[Exercise goal]
Say the data back exactly as it is written below.

Stored data:
- - -

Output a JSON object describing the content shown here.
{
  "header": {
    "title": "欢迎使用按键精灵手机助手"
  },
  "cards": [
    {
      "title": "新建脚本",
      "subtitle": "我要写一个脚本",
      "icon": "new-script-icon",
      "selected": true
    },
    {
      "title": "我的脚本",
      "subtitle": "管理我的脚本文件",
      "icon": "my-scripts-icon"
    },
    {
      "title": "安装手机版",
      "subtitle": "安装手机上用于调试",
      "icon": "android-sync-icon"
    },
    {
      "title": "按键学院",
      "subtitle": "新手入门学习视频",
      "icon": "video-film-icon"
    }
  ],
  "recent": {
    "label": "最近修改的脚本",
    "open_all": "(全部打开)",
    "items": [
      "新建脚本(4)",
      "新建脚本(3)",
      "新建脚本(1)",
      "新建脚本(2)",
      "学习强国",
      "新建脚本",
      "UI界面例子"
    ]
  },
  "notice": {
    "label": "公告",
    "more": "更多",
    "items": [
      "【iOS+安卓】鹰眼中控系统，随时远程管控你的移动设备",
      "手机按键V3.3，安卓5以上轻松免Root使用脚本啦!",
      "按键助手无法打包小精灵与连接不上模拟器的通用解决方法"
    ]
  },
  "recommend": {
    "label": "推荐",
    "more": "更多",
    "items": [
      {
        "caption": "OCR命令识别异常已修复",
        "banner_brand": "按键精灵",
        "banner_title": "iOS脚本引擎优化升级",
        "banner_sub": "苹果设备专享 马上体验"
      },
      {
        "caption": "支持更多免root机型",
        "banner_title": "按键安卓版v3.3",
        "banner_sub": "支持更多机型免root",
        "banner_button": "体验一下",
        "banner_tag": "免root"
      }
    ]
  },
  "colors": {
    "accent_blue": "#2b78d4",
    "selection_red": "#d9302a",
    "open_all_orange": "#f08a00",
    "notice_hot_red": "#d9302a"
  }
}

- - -

[Solved exercise]
Output a JSON object describing the content shown here.
{
  "header": {
    "title": "欢迎使用按键精灵手机助手"
  },
  "cards": [
    {
      "title": "新建脚本",
      "subtitle": "我要写一个脚本",
      "icon": "new-script-icon",
      "selected": true
    },
    {
      "title": "我的脚本",
      "subtitle": "管理我的脚本文件",
      "icon": "my-scripts-icon"
    },
    {
      "title": "安装手机版",
      "subtitle": "安装手机上用于调试",
      "icon": "android-sync-icon"
    },
    {
      "title": "按键学院",
      "subtitle": "新手入门学习视频",
      "icon": "video-film-icon"
    }
  ],
  "recent": {
    "label": "最近修改的脚本",
    "open_all": "(全部打开)",
    "items": [
      "新建脚本(4)",
      "新建脚本(3)",
      "新建脚本(1)",
      "新建脚本(2)",
      "学习强国",
      "新建脚本",
      "UI界面例子"
    ]
  },
  "notice": {
    "label": "公告",
    "more": "更多",
    "items": [
      "【iOS+安卓】鹰眼中控系统，随时远程管控你的移动设备",
      "手机按键V3.3，安卓5以上轻松免Root使用脚本啦!",
      "按键助手无法打包小精灵与连接不上模拟器的通用解决方法"
    ]
  },
  "recommend": {
    "label": "推荐",
    "more": "更多",
    "items": [
      {
        "caption": "OCR命令识别异常已修复",
        "banner_brand": "按键精灵",
        "banner_title": "iOS脚本引擎优化升级",
        "banner_sub": "苹果设备专享 马上体验"
      },
      {
        "caption": "支持更多免root机型",
        "banner_title": "按键安卓版v3.3",
        "banner_sub": "支持更多机型免root",
        "banner_button": "体验一下",
        "banner_tag": "免root"
      }
    ]
  },
  "colors": {
    "accent_blue": "#2b78d4",
    "selection_red": "#d9302a",
    "open_all_orange": "#f08a00",
    "notice_hot_red": "#d9302a"
  }
}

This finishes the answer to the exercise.